So, organizations really have an obligation to figure out how to make this a win/win, both from an employee side and an organizational side, so I see it continuing and then I see a requirement that organizations really need to ensure they're setting clear expectations with these individuals that are working remotely. Because individuals want to know, "Am I hitting the mark or am I missing the mark?" Whether you're at home or in an office setting.
Those people leaders have to be, it's now more important than ever to really ensure that their individuals that they're responsible for have a very clear understanding as to what's expected of them, and that need is just going to increase from here, just based on the number of people that are going to continue to more integrate their work and their life, and work from home, or an office, or a coffee shop, or an airport, wherever it's convenient for them, and the goal being what's the result that we're looking to achieve? How can those leaders support those individuals that are working in all of different areas to get to that result?
I want to emphasize two points that Katie made throughout the interview. First, I'd say her most important point is that managers should always remember that technology can't replace the personal touch. This doesn't mean remote employees have to be flown in every other week or once a month just to maintain a face-to-face in person connection. Instead, this means to show a genuine and sincere interest in your team members, and this includes those who work remotely.

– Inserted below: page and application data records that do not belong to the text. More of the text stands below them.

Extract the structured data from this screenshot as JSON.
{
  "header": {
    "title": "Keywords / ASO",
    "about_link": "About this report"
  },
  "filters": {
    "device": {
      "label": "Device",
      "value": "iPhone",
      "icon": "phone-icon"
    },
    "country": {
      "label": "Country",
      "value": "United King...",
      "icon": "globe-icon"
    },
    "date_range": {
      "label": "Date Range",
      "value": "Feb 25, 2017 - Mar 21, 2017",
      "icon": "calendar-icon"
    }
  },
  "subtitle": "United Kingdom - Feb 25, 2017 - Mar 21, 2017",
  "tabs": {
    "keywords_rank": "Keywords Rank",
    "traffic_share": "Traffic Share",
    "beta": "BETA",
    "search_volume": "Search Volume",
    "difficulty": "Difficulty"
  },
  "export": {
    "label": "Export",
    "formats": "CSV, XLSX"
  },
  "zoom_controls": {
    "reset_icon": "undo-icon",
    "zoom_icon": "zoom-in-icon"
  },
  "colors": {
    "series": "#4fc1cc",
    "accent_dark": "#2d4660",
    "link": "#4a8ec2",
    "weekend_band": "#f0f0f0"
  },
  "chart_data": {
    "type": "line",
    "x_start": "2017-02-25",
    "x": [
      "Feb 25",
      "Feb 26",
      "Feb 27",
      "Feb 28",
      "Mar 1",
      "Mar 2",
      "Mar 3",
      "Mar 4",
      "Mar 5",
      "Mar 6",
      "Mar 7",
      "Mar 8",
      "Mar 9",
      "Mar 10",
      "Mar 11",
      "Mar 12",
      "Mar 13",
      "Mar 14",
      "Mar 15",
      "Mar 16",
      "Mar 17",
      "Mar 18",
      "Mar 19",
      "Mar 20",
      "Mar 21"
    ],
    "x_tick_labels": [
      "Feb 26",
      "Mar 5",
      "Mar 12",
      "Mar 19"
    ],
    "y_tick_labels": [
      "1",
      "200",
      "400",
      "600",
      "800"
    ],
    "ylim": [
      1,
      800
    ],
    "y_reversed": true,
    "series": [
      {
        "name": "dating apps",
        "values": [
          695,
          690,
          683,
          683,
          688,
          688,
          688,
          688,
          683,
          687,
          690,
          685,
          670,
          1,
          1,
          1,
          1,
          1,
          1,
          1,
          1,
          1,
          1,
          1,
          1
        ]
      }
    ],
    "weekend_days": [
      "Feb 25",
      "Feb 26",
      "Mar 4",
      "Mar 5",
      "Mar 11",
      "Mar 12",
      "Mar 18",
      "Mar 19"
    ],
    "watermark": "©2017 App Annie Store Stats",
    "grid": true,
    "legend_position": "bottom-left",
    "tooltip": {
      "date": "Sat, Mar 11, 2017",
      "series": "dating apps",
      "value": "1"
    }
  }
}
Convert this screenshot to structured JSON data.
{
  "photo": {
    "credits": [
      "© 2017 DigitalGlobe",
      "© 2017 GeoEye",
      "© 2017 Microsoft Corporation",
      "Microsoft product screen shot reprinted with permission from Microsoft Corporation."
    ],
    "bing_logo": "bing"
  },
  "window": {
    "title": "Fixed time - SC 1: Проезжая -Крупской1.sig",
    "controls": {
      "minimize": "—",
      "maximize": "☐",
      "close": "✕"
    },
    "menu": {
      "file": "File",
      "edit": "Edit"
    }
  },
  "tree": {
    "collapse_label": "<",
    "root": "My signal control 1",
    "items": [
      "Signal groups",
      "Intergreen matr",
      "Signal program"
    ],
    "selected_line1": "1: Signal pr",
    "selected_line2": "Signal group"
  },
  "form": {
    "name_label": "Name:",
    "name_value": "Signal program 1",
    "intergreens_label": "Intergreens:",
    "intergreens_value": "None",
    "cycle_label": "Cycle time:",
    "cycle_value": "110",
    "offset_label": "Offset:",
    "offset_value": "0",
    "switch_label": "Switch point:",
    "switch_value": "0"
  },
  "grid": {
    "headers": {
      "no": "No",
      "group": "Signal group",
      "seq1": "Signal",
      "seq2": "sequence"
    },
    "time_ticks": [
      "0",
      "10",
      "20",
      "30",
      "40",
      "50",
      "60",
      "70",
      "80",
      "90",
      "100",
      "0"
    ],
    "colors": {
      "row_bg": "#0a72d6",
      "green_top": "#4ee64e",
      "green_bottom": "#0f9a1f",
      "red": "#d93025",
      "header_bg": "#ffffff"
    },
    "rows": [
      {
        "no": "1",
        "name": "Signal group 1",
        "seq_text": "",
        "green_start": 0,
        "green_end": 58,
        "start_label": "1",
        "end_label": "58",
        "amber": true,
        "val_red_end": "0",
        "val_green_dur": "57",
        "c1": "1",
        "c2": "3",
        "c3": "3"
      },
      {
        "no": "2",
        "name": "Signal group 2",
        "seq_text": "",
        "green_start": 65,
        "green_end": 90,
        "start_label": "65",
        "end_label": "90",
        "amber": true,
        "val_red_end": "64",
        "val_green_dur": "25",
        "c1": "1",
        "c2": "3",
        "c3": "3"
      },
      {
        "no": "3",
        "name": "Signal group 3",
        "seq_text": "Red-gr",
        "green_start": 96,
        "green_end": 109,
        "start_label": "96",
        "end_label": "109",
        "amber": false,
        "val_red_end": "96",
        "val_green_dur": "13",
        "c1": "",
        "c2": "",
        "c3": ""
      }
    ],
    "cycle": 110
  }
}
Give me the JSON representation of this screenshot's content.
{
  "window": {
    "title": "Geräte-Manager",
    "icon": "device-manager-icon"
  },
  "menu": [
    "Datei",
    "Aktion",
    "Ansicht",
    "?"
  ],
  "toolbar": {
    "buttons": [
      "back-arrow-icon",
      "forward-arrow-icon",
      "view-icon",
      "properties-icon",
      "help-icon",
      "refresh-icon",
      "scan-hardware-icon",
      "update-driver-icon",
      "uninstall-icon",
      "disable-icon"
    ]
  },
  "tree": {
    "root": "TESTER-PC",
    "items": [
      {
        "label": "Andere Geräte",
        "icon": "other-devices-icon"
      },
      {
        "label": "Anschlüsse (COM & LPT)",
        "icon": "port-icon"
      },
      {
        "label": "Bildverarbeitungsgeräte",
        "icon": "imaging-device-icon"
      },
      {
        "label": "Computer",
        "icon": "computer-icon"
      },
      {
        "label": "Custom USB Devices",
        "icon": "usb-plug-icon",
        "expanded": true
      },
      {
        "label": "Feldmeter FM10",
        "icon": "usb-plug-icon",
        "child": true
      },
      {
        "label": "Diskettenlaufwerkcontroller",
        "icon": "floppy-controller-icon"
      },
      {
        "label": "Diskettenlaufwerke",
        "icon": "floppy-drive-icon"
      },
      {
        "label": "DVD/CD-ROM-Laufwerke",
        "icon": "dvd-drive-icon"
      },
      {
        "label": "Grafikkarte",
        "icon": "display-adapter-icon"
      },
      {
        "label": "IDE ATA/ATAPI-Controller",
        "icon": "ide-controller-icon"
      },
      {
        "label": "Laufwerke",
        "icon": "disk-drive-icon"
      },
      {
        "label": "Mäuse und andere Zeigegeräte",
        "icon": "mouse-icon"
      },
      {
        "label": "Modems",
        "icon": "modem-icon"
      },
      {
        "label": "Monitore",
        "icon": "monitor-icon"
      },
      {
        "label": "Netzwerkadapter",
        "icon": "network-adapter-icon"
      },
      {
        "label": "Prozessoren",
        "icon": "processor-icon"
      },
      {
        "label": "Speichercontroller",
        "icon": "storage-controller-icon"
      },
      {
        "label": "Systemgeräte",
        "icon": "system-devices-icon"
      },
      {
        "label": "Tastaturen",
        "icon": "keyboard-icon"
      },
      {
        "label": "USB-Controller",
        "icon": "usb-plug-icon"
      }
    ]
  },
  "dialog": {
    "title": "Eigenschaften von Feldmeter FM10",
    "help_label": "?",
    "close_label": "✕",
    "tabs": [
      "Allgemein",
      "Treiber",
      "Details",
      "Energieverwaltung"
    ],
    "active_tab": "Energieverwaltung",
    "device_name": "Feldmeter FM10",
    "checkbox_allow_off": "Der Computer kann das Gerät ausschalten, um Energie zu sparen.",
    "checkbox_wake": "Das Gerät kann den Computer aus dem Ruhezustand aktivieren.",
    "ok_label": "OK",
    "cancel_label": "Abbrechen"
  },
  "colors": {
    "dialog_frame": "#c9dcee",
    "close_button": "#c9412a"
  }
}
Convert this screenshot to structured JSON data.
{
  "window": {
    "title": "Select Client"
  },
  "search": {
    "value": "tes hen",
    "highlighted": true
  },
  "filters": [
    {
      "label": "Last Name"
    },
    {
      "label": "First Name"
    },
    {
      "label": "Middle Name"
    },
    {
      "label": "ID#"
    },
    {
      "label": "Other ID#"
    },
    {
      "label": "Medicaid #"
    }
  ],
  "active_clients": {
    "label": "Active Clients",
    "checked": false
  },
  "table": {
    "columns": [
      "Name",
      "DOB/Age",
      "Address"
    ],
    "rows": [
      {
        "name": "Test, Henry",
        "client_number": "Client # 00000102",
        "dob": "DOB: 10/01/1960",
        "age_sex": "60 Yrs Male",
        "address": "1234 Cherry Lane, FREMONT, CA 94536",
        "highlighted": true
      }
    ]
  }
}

You may not be able to eat lunch with them or go to happy hour or whatever, but you can and should show an interest in them as people, not just thinking of them as a talking head that shows up on your computer screen from time to time.
The second point I wanted to call out is to set clear expectations about how to use technology and when. Based on your team's unique culture, set expectations about when email versus phone versus chat versus other technology should be used. It can be counterproductive to use email when a quick phone call would suffice. It can also be counterproductive to try to set up a meeting with people in various locations and time zones, when a meeting really isn't needed, and just going through a chat or messaging program is fine.
And that's it for this episode! Join me next time on Manager Mysteries & Mishaps, where I'll conduct an interview about the employee experience.